Every line of the entries below that mentions "Millisecond" is to be copied out.

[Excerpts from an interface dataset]
┌──

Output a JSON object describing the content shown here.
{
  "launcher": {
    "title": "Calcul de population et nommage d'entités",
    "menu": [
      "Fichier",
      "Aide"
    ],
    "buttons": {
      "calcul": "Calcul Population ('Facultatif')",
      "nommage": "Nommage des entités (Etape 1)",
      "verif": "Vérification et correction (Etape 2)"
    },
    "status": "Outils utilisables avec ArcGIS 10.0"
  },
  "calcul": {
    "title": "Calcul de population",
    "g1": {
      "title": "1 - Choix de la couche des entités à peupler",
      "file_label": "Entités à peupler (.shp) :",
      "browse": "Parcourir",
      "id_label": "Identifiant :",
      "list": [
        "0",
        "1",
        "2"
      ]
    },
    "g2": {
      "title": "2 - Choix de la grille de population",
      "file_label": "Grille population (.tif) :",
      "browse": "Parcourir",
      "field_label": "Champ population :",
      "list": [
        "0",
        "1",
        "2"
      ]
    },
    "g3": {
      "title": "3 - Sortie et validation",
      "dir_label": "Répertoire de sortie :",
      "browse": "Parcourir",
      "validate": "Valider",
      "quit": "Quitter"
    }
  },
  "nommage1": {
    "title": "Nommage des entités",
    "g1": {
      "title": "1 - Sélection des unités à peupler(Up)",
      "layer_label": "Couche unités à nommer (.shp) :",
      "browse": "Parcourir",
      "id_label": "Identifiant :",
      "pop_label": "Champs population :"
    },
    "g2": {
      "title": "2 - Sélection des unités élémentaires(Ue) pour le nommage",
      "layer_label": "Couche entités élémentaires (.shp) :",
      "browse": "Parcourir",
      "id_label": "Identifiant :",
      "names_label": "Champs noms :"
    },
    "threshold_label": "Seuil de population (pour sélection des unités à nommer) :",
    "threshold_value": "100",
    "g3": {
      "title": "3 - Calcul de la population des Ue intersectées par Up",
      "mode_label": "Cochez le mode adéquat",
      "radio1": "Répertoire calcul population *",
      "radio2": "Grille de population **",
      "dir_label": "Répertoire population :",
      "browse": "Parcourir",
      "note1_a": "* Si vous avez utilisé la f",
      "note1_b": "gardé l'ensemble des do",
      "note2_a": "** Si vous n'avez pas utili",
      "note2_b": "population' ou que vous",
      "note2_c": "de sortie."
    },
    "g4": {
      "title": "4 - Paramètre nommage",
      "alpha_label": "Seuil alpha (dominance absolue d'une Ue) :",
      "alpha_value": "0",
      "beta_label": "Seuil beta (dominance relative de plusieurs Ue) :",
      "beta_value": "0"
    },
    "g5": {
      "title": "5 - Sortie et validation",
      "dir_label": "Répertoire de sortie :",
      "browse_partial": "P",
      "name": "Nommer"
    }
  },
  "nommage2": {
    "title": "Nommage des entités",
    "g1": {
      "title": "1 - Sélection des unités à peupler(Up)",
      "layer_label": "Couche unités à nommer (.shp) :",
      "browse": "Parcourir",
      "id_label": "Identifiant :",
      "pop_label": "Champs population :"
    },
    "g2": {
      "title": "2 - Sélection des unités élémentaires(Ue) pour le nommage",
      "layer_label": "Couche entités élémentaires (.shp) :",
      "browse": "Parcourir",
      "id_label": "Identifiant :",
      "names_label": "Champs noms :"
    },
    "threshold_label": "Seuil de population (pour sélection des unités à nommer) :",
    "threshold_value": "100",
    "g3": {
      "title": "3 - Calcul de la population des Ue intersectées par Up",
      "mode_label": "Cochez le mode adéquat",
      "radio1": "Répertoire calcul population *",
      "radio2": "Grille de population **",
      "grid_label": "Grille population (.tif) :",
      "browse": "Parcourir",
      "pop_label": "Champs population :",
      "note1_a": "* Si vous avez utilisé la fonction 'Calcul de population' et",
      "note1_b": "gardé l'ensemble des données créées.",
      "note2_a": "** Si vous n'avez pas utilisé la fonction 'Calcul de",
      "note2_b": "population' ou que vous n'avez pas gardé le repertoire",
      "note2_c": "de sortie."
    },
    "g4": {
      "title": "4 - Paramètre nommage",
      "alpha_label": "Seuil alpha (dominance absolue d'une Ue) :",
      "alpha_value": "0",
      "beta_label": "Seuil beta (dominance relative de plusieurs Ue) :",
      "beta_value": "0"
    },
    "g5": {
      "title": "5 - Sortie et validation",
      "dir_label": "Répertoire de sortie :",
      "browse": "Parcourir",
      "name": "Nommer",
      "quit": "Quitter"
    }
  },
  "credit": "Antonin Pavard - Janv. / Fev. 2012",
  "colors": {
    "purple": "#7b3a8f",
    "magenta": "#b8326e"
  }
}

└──
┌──

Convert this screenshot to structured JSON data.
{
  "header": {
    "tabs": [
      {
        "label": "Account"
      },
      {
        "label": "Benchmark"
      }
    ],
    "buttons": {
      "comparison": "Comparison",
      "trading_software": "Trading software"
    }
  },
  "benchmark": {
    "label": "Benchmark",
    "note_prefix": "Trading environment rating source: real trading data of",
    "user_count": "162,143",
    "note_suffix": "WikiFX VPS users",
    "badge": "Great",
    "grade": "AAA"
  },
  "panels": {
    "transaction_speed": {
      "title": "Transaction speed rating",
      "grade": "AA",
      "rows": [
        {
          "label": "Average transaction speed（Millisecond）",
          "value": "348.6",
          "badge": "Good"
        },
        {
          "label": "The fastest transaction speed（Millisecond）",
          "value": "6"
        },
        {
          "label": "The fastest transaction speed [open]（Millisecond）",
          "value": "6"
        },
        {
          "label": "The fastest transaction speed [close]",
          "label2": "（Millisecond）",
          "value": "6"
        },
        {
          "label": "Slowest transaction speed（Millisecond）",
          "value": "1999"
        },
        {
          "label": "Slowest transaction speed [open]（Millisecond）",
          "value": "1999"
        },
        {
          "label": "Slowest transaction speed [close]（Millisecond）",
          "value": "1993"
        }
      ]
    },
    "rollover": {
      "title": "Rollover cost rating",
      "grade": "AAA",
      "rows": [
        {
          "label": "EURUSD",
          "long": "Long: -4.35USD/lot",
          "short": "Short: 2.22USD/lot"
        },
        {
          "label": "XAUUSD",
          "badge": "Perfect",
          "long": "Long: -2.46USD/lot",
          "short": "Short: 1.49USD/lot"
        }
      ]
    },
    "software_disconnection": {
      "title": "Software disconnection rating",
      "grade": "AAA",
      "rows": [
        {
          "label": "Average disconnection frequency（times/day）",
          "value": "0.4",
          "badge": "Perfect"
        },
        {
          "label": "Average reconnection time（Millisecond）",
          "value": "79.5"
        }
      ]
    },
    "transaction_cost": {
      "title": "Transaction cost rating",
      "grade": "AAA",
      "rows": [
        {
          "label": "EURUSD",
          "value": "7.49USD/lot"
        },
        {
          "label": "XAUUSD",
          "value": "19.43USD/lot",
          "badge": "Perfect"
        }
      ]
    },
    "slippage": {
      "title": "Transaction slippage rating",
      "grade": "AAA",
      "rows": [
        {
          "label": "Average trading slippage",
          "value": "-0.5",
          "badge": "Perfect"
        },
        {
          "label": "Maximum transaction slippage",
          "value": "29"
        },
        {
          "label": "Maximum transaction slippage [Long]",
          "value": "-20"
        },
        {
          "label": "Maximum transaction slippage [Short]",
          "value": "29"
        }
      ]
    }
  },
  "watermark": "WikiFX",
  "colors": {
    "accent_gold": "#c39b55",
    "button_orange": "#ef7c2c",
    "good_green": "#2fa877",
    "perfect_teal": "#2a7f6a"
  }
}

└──

OUTPUT OF THE EXERCISE:
          "label": "Average transaction speed（Millisecond）",
          "label": "The fastest transaction speed（Millisecond）",
          "label": "The fastest transaction speed [open]（Millisecond）",
          "label2": "（Millisecond）",
          "label": "Slowest transaction speed（Millisecond）",
          "label": "Slowest transaction speed [open]（Millisecond）",
          "label": "Slowest transaction speed [close]（Millisecond）",
          "label": "Average reconnection time（Millisecond）",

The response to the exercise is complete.